I think I’ve shifted from a liberal Zionist approach—viewing the conflict as two peoples who have two legitimate claims to the land and the only way out of the morass is two states for two people. I believed in the importance of a Jewish state and identified with Israel as a Jew; that was my narrative growing up. I have deep familial relationships in Israel, visited there many times, considered moving there…it was a gradual thing, but the breaking point was Operation Cast Lead in 2008 (Cast Lead was the code name given to Israel’s 2008-09 assault on Gaza). I came to realize this was not a conflict between two equal parties but an essential injustice that began with the birth of the state of Israel and continued since that time. It is a case of one very powerful party bending the other to its will.
Once I spoke out about Israel’s outrages in Cast Lead, the dominoes really started to fall for me. At first I didn’t know where that brought me, and wasn’t sure where I stood.

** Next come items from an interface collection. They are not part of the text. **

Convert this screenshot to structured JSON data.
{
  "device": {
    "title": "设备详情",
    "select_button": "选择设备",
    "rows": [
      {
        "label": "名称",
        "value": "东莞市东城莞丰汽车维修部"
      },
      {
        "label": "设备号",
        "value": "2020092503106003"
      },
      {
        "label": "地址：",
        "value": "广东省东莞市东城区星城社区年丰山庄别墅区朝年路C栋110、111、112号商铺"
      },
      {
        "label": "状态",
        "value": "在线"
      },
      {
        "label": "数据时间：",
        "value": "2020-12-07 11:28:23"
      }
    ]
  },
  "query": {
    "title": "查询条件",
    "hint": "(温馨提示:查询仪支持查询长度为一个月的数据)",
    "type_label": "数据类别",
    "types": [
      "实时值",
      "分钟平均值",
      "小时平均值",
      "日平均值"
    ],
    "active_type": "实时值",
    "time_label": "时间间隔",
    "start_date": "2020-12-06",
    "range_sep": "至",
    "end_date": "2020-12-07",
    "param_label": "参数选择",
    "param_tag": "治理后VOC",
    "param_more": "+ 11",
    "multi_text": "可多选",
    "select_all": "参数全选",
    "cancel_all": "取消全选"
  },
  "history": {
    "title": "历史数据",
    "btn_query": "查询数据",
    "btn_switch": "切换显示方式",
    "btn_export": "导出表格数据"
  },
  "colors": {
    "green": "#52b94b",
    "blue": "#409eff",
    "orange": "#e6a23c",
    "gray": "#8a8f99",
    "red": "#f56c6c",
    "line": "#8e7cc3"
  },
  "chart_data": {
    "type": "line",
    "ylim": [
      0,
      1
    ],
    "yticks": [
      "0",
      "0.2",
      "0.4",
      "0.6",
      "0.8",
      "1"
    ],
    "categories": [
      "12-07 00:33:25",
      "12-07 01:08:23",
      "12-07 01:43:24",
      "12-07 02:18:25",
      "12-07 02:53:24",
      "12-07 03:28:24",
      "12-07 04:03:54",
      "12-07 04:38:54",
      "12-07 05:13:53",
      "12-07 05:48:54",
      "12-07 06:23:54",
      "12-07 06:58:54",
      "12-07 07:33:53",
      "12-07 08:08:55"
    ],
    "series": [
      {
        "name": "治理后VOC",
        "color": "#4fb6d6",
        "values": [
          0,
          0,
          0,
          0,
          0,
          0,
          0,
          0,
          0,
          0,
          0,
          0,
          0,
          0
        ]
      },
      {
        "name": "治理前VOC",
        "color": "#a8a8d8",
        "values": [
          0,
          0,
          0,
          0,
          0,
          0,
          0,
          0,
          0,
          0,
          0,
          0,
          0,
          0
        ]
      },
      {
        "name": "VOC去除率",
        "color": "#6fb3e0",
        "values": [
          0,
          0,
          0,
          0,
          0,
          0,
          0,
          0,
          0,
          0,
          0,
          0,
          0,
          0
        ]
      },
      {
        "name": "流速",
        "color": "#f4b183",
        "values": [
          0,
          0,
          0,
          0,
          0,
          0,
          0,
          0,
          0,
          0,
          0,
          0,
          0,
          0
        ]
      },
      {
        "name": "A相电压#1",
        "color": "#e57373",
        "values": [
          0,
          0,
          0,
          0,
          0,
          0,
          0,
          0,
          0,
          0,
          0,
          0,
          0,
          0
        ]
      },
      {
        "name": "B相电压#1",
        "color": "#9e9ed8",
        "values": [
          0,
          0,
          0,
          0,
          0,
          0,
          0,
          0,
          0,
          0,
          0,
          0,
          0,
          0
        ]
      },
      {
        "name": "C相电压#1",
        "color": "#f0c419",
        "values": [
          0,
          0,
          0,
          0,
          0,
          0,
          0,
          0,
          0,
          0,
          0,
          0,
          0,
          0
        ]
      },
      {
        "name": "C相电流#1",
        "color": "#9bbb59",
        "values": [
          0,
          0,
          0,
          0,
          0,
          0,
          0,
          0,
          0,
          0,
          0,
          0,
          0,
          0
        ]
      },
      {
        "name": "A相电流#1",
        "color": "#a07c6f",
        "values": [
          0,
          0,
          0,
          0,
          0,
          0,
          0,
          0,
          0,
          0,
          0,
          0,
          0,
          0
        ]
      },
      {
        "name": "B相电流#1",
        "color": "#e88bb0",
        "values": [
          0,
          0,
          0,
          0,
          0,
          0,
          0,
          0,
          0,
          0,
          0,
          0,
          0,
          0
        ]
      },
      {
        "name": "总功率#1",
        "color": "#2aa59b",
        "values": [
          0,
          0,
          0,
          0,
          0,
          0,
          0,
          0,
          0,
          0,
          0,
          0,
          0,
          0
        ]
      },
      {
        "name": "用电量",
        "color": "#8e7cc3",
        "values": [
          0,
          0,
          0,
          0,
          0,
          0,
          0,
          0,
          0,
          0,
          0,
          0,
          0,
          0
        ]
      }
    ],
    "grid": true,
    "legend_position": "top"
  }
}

As a congregational rabbi I was in a difficult place and people looked to me for guidance. About a year after that, I really reassessed my relationship as a Jew to Israel, to the entire issue, not just Gaza, about Zionism in general. In the blog pieces I wrote for the book I wrote very extensively about my thoughts and my activity during this time. Brian Walt and I started Jewish Fast for Gaza, and we found a number of rabbis who stood with us to launch the initiative to end the blockade of the Strip and search for a just peace. I become more involved in Palestine Solidarity work, reaching out to Palestinians, some of whom were friends and others who were activists in this area, moving beyond my fear of them as “other.” So many of them reached out to me when I spoke out on Gaza, and I wanted to learn from them what their experience of this issue was. Continue reading
At Alternet, I argue that Israel’s own behavior is finally breaking down the walls for liberals all over the world, even in the US. The long-held epithet “PEP” (Progressive Except for Palestine) tried to shine a light on the difficult tension between liberal values and support for Israel’s excuses as to why it expands settlements and tightens its occupation. But now, Israel has stretched that to such a point that it is becoming impossible for liberals to ignore the reality of Israeli human rights abuses, rejectionism and land grabs. This wave overtook Europe some time ago, but now even US liberals, even Jewish ones, are moving away from their support for Israeli actions. AIPAC’s influence will become even more expensive as a result.